- **TASK DIRECTIONS**
Print the whole listing below exactly, skipping every picture.

- **DATASET ENTRIES**

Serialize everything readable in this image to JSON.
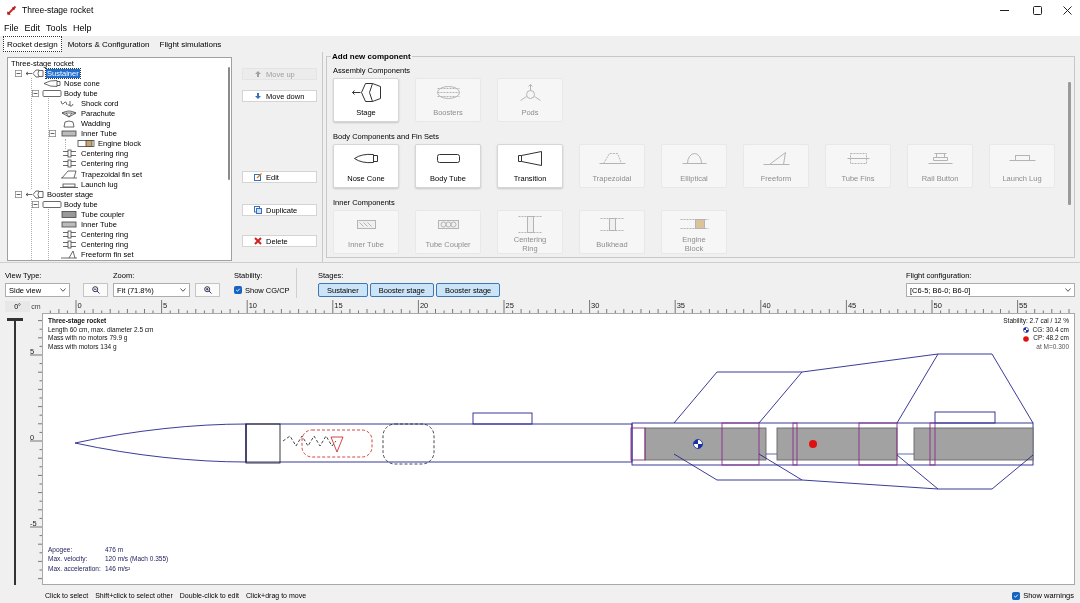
{
  "window": {
    "title": "Three-stage rocket"
  },
  "menu": [
    "File",
    "Edit",
    "Tools",
    "Help"
  ],
  "tabs": [
    {
      "label": "Rocket design",
      "selected": true
    },
    {
      "label": "Motors & Configuration",
      "selected": false
    },
    {
      "label": "Flight simulations",
      "selected": false
    }
  ],
  "tree": {
    "root": "Three-stage rocket",
    "items": [
      {
        "label": "Sustainer",
        "kind": "stage",
        "selected": true,
        "expanded": true,
        "children": [
          {
            "label": "Nose cone",
            "kind": "nose_cone",
            "selected": false
          },
          {
            "label": "Body tube",
            "kind": "body_tube",
            "selected": false,
            "expanded": true,
            "children": [
              {
                "label": "Shock cord",
                "kind": "shock_cord",
                "selected": false
              },
              {
                "label": "Parachute",
                "kind": "parachute",
                "selected": false
              },
              {
                "label": "Wadding",
                "kind": "wadding",
                "selected": false
              },
              {
                "label": "Inner Tube",
                "kind": "inner_tube",
                "selected": false,
                "expanded": true,
                "children": [
                  {
                    "label": "Engine block",
                    "kind": "engine_block",
                    "selected": false
                  }
                ]
              },
              {
                "label": "Centering ring",
                "kind": "centering_ring",
                "selected": false
              },
              {
                "label": "Centering ring",
                "kind": "centering_ring",
                "selected": false
              },
              {
                "label": "Trapezoidal fin set",
                "kind": "trapezoidal_fins",
                "selected": false
              },
              {
                "label": "Launch lug",
                "kind": "launch_lug",
                "selected": false
              }
            ]
          }
        ]
      },
      {
        "label": "Booster stage",
        "kind": "stage",
        "selected": false,
        "expanded": true,
        "children": [
          {
            "label": "Body tube",
            "kind": "body_tube",
            "selected": false,
            "expanded": true,
            "children": [
              {
                "label": "Tube coupler",
                "kind": "tube_coupler",
                "selected": false
              },
              {
                "label": "Inner Tube",
                "kind": "inner_tube",
                "selected": false
              },
              {
                "label": "Centering ring",
                "kind": "centering_ring",
                "selected": false
              },
              {
                "label": "Centering ring",
                "kind": "centering_ring",
                "selected": false
              },
              {
                "label": "Freeform fin set",
                "kind": "freeform_fins",
                "selected": false
              }
            ]
          }
        ]
      }
    ]
  },
  "actions": [
    {
      "label": "Move up",
      "kind": "up",
      "disabled": true
    },
    {
      "label": "Move down",
      "kind": "down",
      "disabled": false
    },
    {
      "label": "Edit",
      "kind": "edit",
      "disabled": false
    },
    {
      "label": "Duplicate",
      "kind": "duplicate",
      "disabled": false
    },
    {
      "label": "Delete",
      "kind": "delete",
      "disabled": false
    }
  ],
  "component_panel": {
    "title": "Add new component",
    "sections": [
      {
        "title": "Assembly Components",
        "items": [
          {
            "label": "Stage",
            "kind": "stage",
            "disabled": false
          },
          {
            "label": "Boosters",
            "kind": "boosters",
            "disabled": true
          },
          {
            "label": "Pods",
            "kind": "pods",
            "disabled": true
          }
        ]
      },
      {
        "title": "Body Components and Fin Sets",
        "items": [
          {
            "label": "Nose Cone",
            "kind": "nose_cone",
            "disabled": false
          },
          {
            "label": "Body Tube",
            "kind": "body_tube",
            "disabled": false
          },
          {
            "label": "Transition",
            "kind": "transition",
            "disabled": false
          },
          {
            "label": "Trapezoidal",
            "kind": "trapezoidal",
            "disabled": true
          },
          {
            "label": "Elliptical",
            "kind": "elliptical",
            "disabled": true
          },
          {
            "label": "Freeform",
            "kind": "freeform",
            "disabled": true
          },
          {
            "label": "Tube Fins",
            "kind": "tube_fins",
            "disabled": true
          },
          {
            "label": "Rail Button",
            "kind": "rail_button",
            "disabled": true
          },
          {
            "label": "Launch Lug",
            "kind": "launch_lug",
            "disabled": true
          }
        ]
      },
      {
        "title": "Inner Components",
        "items": [
          {
            "label": "Inner Tube",
            "kind": "inner_tube",
            "disabled": true
          },
          {
            "label": "Tube Coupler",
            "kind": "tube_coupler",
            "disabled": true
          },
          {
            "label": "Centering\nRing",
            "kind": "centering_ring",
            "disabled": true
          },
          {
            "label": "Bulkhead",
            "kind": "bulkhead",
            "disabled": true
          },
          {
            "label": "Engine\nBlock",
            "kind": "engine_block",
            "disabled": true
          }
        ]
      }
    ]
  },
  "view_controls": {
    "view_type_label": "View Type:",
    "view_type": "Side view",
    "zoom_label": "Zoom:",
    "zoom": "Fit (71.8%)",
    "stability_label": "Stability:",
    "show_cg_cp": {
      "label": "Show CG/CP",
      "checked": true
    },
    "stages_label": "Stages:",
    "stages": [
      {
        "label": "Sustainer",
        "selected": true
      },
      {
        "label": "Booster stage",
        "selected": true
      },
      {
        "label": "Booster stage",
        "selected": true
      }
    ],
    "flight_config_label": "Flight configuration:",
    "flight_config": "[C6-5; B6-0; B6-0]"
  },
  "rotation": {
    "value": "0°",
    "level": 0
  },
  "ruler": {
    "unit": "cm",
    "x_labels": [
      "0",
      "5",
      "10",
      "15",
      "20",
      "25",
      "30",
      "35",
      "40",
      "45",
      "50",
      "55"
    ],
    "y_labels": [
      "5",
      "0",
      "-5"
    ]
  },
  "rocket_info": {
    "name": "Three-stage rocket",
    "lines": [
      "Length 60 cm, max. diameter 2.5 cm",
      "Mass with no motors 79.9 g",
      "Mass with motors 134 g"
    ]
  },
  "stability_info": {
    "stability": "Stability: 2.7 cal / 12 %",
    "cg": "CG: 30.4 cm",
    "cp": "CP: 48.2 cm",
    "mach": "at M=0.300"
  },
  "flight_info": [
    {
      "label": "Apogee:",
      "value": "476 m"
    },
    {
      "label": "Max. velocity:",
      "value": "120 m/s (Mach 0.355)"
    },
    {
      "label": "Max. acceleration:",
      "value": "146 m/s²"
    }
  ],
  "status_bar": {
    "hints": [
      "Click to select",
      "Shift+click to select other",
      "Double-click to edit",
      "Click+drag to move"
    ],
    "show_warnings": {
      "label": "Show warnings",
      "checked": true
    }
  }
}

- **OUTPUT FOR THIS EXERCISE**
Serialize everything readable in this image to JSON.
{
  "window": {
    "title": "Three-stage rocket"
  },
  "menu": [
    "File",
    "Edit",
    "Tools",
    "Help"
  ],
  "tabs": [
    {
      "label": "Rocket design",
      "selected": true
    },
    {
      "label": "Motors & Configuration",
      "selected": false
    },
    {
      "label": "Flight simulations",
      "selected": false
    }
  ],
  "tree": {
    "root": "Three-stage rocket",
    "items": [
      {
        "label": "Sustainer",
        "kind": "stage",
        "selected": true,
        "expanded": true,
        "children": [
          {
            "label": "Nose cone",
            "kind": "nose_cone",
            "selected": false
          },
          {
            "label": "Body tube",
            "kind": "body_tube",
            "selected": false,
            "expanded": true,
            "children": [
              {
                "label": "Shock cord",
                "kind": "shock_cord",
                "selected": false
              },
              {
                "label": "Parachute",
                "kind": "parachute",
                "selected": false
              },
              {
                "label": "Wadding",
                "kind": "wadding",
                "selected": false
              },
              {
                "label": "Inner Tube",
                "kind": "inner_tube",
                "selected": false,
                "expanded": true,
                "children": [
                  {
                    "label": "Engine block",
                    "kind": "engine_block",
                    "selected": false
                  }
                ]
              },
              {
                "label": "Centering ring",
                "kind": "centering_ring",
                "selected": false
              },
              {
                "label": "Centering ring",
                "kind": "centering_ring",
                "selected": false
              },
              {
                "label": "Trapezoidal fin set",
                "kind": "trapezoidal_fins",
                "selected": false
              },
              {
                "label": "Launch lug",
                "kind": "launch_lug",
                "selected": false
              }
            ]
          }
        ]
      },
      {
        "label": "Booster stage",
        "kind": "stage",
        "selected": false,
        "expanded": true,
        "children": [
          {
            "label": "Body tube",
            "kind": "body_tube",
            "selected": false,
            "expanded": true,
            "children": [
              {
                "label": "Tube coupler",
                "kind": "tube_coupler",
                "selected": false
              },
              {
                "label": "Inner Tube",
                "kind": "inner_tube",
                "selected": false
              },
              {
                "label": "Centering ring",
                "kind": "centering_ring",
                "selected": false
              },
              {
                "label": "Centering ring",
                "kind": "centering_ring",
                "selected": false
              },
              {
                "label": "Freeform fin set",
                "kind": "freeform_fins",
                "selected": false
              }
            ]
          }
        ]
      }
    ]
  },
  "actions": [
    {
      "label": "Move up",
      "kind": "up",
      "disabled": true
    },
    {
      "label": "Move down",
      "kind": "down",
      "disabled": false
    },
    {
      "label": "Edit",
      "kind": "edit",
      "disabled": false
    },
    {
      "label": "Duplicate",
      "kind": "duplicate",
      "disabled": false
    },
    {
      "label": "Delete",
      "kind": "delete",
      "disabled": false
    }
  ],
  "component_panel": {
    "title": "Add new component",
    "sections": [
      {
        "title": "Assembly Components",
        "items": [
          {
            "label": "Stage",
            "kind": "stage",
            "disabled": false
          },
          {
            "label": "Boosters",
            "kind": "boosters",
            "disabled": true
          },
          {
            "label": "Pods",
            "kind": "pods",
            "disabled": true
          }
        ]
      },
      {
        "title": "Body Components and Fin Sets",
        "items": [
          {
            "label": "Nose Cone",
            "kind": "nose_cone",
            "disabled": false
          },
          {
            "label": "Body Tube",
            "kind": "body_tube",
            "disabled": false
          },
          {
            "label": "Transition",
            "kind": "transition",
            "disabled": false
          },
          {
            "label": "Trapezoidal",
            "kind": "trapezoidal",
            "disabled": true
          },
          {
            "label": "Elliptical",
            "kind": "elliptical",
            "disabled": true
          },
          {
            "label": "Freeform",
            "kind": "freeform",
            "disabled": true
          },
          {
            "label": "Tube Fins",
            "kind": "tube_fins",
            "disabled": true
          },
          {
            "label": "Rail Button",
            "kind": "rail_button",
            "disabled": true
          },
          {
            "label": "Launch Lug",
            "kind": "launch_lug",
            "disabled": true
          }
        ]
      },
      {
        "title": "Inner Components",
        "items": [
          {
            "label": "Inner Tube",
            "kind": "inner_tube",
            "disabled": true
          },
          {
            "label": "Tube Coupler",
            "kind": "tube_coupler",
            "disabled": true
          },
          {
            "label": "Centering\nRing",
            "kind": "centering_ring",
            "disabled": true
          },
          {
            "label": "Bulkhead",
            "kind": "bulkhead",
            "disabled": true
          },
          {
            "label": "Engine\nBlock",
            "kind": "engine_block",
            "disabled": true
          }
        ]
      }
    ]
  },
  "view_controls": {
    "view_type_label": "View Type:",
    "view_type": "Side view",
    "zoom_label": "Zoom:",
    "zoom": "Fit (71.8%)",
    "stability_label": "Stability:",
    "show_cg_cp": {
      "label": "Show CG/CP",
      "checked": true
    },
    "stages_label": "Stages:",
    "stages": [
      {
        "label": "Sustainer",
        "selected": true
      },
      {
        "label": "Booster stage",
        "selected": true
      },
      {
        "label": "Booster stage",
        "selected": true
      }
    ],
    "flight_config_label": "Flight configuration:",
    "flight_config": "[C6-5; B6-0; B6-0]"
  },
  "rotation": {
    "value": "0°",
    "level": 0
  },
  "ruler": {
    "unit": "cm",
    "x_labels": [
      "0",
      "5",
      "10",
      "15",
      "20",
      "25",
      "30",
      "35",
      "40",
      "45",
      "50",
      "55"
    ],
    "y_labels": [
      "5",
      "0",
      "-5"
    ]
  },
  "rocket_info": {
    "name": "Three-stage rocket",
    "lines": [
      "Length 60 cm, max. diameter 2.5 cm",
      "Mass with no motors 79.9 g",
      "Mass with motors 134 g"
    ]
  },
  "stability_info": {
    "stability": "Stability: 2.7 cal / 12 %",
    "cg": "CG: 30.4 cm",
    "cp": "CP: 48.2 cm",
    "mach": "at M=0.300"
  },
  "flight_info": [
    {
      "label": "Apogee:",
      "value": "476 m"
    },
    {
      "label": "Max. velocity:",
      "value": "120 m/s (Mach 0.355)"
    },
    {
      "label": "Max. acceleration:",
      "value": "146 m/s²"
    }
  ],
  "status_bar": {
    "hints": [
      "Click to select",
      "Shift+click to select other",
      "Double-click to edit",
      "Click+drag to move"
    ],
    "show_warnings": {
      "label": "Show warnings",
      "checked": true
    }
  }
}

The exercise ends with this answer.